News   /   Economy

Iran, Russia ditch dollar; Turkey also on board

Iran and Russia are now carrying out all their transactions in national currencies, Iranian Central Bank Governor Abdolnaser Hemmati says.

Iran and Russia have ditched the dollar in bilateral trade and are now carrying out all their transactions in national currencies, Iran’s Central Bank Governor Abdolnaser Hemmati says.

“Now all of our financial transactions with Russia are through the national currency of the two countries. About 30% to 50% of the trade with Turkey is also done with the national currency and the rest with the euro,” he told reporters in Tehran after a cabinet meeting.

“This trend is gradually removing the dollar from the trading cycle, with many countries now willing to trade in their national currency so that the US does not oversee their trade,” Hemmati added.

On Friday, the United States imposed another round of sanctions on Iran’s central bank, but analysts cast doubt on their effectiveness because Iranian banks are already cut off from the American financial system.

The US Treasury Department  said the sanctions target the Central Bank of Iran, the National Development Fund of Iran and Etemad Tejarate Pars Co.

US President Donald Trump said the sanctions were the highest ever imposed on a country, while Treasury Secretary Steve Mnuchin boasted Washington had cut off “all source of funds to Iran”.

The sanctions, championed by former national security adviser John Bolton who was ousted this month, are part of the US “maximum pressure” campaign to force Tehran over its nuclear program and influential regional role.

Hemmati said the fresh sanctions were a “psychological” attempt, which would not change anything.

“The fact is that we have serious problems in terms of banking, but we have found other ways to do our work,” he said.

“I think the renewed sanctioning of the central bank is aimed at creating a psychological atmosphere. Nothing new will happen and we are doing our job,” Hemmati added. “If they sanction us four more times, it will have no new effect.”

In the future, Iran will establish business, financial, and banking relationships using methods other than those considered the United States, the governor said without elaboration.

Across the world, a campaign is gaining momentum to break the dollar’s hegemony.

Big oil producers such as Russia as well as major consumers China and the European Union have been calling for moves to diversify global trade away from the dollar to dilute US influence over the world economy.

Russia, which is subject to US sanctions, has tried to sell oil in euros and China’s yuan. Venezuela and Iran, which are also under US sanctions, sell most of their oil in other currencies.

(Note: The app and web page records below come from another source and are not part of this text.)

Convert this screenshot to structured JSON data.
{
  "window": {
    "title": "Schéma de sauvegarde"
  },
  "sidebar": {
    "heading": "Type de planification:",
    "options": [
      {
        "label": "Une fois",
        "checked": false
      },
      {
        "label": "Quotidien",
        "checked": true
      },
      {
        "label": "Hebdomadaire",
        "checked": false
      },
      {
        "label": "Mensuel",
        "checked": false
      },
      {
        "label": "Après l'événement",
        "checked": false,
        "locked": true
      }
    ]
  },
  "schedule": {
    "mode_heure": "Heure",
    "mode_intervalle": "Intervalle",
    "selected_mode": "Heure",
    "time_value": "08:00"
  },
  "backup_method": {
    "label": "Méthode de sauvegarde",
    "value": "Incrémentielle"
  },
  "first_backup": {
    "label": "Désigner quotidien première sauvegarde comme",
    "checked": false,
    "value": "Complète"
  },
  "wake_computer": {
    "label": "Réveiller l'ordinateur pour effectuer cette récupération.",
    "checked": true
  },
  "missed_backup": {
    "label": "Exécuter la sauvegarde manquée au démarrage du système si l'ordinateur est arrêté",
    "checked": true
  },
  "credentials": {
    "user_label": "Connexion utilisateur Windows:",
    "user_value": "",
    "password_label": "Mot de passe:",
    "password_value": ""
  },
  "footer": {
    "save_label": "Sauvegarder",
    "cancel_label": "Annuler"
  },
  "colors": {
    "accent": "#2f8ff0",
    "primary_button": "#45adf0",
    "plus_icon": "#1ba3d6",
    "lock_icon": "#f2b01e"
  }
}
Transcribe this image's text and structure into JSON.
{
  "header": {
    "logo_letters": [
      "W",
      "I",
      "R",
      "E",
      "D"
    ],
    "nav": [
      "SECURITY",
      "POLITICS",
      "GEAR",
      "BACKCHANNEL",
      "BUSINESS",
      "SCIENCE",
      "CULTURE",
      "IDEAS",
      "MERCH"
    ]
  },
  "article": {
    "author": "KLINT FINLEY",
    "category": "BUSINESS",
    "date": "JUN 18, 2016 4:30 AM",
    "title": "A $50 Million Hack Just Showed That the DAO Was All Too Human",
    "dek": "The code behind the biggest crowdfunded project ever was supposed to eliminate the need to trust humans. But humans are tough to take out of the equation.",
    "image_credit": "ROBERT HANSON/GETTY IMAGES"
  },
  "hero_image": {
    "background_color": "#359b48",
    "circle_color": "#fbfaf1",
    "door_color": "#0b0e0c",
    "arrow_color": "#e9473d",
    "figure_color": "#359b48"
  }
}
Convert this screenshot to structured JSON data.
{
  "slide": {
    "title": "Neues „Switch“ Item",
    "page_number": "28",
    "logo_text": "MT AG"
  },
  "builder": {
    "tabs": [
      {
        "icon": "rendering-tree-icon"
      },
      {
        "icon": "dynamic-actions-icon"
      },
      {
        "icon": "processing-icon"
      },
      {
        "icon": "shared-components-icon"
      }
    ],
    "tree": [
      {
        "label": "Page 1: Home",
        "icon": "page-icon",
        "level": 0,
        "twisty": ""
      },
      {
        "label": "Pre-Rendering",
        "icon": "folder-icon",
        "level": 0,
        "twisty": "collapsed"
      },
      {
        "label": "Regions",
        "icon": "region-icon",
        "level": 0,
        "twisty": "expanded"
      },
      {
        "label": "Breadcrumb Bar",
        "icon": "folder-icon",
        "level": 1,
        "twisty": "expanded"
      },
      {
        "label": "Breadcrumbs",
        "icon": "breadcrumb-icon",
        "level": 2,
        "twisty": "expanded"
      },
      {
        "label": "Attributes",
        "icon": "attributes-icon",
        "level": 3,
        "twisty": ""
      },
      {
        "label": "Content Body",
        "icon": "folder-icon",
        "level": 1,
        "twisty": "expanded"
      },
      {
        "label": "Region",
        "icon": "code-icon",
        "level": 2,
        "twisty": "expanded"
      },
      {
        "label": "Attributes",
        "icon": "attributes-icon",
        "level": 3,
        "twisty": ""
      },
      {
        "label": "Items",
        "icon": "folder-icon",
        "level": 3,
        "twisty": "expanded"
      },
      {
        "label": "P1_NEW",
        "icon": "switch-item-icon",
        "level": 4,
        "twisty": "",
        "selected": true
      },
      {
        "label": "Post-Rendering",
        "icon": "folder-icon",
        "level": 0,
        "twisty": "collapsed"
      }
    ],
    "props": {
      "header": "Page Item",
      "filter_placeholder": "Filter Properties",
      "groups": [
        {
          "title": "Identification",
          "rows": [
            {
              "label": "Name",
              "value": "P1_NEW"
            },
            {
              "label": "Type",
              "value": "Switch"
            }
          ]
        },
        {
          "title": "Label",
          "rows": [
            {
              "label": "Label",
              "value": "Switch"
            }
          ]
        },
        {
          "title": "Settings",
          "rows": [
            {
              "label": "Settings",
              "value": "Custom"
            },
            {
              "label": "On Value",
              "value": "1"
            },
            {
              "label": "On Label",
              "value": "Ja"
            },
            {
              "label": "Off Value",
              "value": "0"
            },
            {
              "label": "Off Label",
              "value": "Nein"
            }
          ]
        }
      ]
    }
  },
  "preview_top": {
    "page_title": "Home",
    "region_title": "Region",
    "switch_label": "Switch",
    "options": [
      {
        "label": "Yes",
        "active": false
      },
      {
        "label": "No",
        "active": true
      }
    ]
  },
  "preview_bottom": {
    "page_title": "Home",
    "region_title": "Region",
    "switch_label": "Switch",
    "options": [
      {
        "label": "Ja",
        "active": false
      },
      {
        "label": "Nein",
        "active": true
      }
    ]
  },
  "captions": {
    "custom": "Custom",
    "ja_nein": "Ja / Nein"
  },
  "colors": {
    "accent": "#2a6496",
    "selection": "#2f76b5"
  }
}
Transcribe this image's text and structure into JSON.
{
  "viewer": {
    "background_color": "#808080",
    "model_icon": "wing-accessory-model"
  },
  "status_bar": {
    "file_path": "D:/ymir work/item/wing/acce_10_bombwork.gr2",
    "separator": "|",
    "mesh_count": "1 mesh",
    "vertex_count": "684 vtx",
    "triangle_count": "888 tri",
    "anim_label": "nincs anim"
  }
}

Ditching the dollar would undermine its status as the world’s main reserve currency, reduce Washington’s clout in global trade and weaken its ability to enforce sanctions on nation states.

Earlier this month, Russian broadcaster RT said Moscow plans to issue its first yuan-denominated bond as the country is working with China to cut reliance on the US greenback.

Beijing and Moscow have been planning yuan bonds since 2016, but the plan has been postponed several times. According to RT, Russia now expects to issues its first sovereign debt in the Chinese currency, officially called renminbi, by the end of the year or early next year.

As tensions escalate with the US, world countries are becoming increasingly worried about Washington using global reliance on the dollar as a weapon.

Iran is additionally aggrieved by a serious plunge in the value of its national currency, the rial, which hit a historic bottom last year amid a flurry of panic buying of the greenback in the country.

According to US news magazine Foreign Policy, social media networks played a key role in stoking fears of an economic downturn which prompted some families to convert their savings into dollars and euros after Iran came under intensified American sanctions.

Prior to the sanctions, one US dollar was trading at 37,000 rials but immediately afterwards, it rose to 190,000 against the Iranian currency.

The rial has regained some of its value since September 2018, when the central bank released more dollars into the market and authorities cracked down on currency dealers.

On Wednesday, a dollar was selling for 11,250 rials on the unofficial market, unchanged from the previous day.

Hemmati said the foreign exchange market is under the government control, dispelling claims of “calm before a storm”.

“There is full control over the currency market. The trend of non-oil exports continues and the constant supply of currency through (integrated forex platform) NIMA is underway,” he said.

Press TV’s website can also be accessed at the following alternate addresses:

Press TV News Roku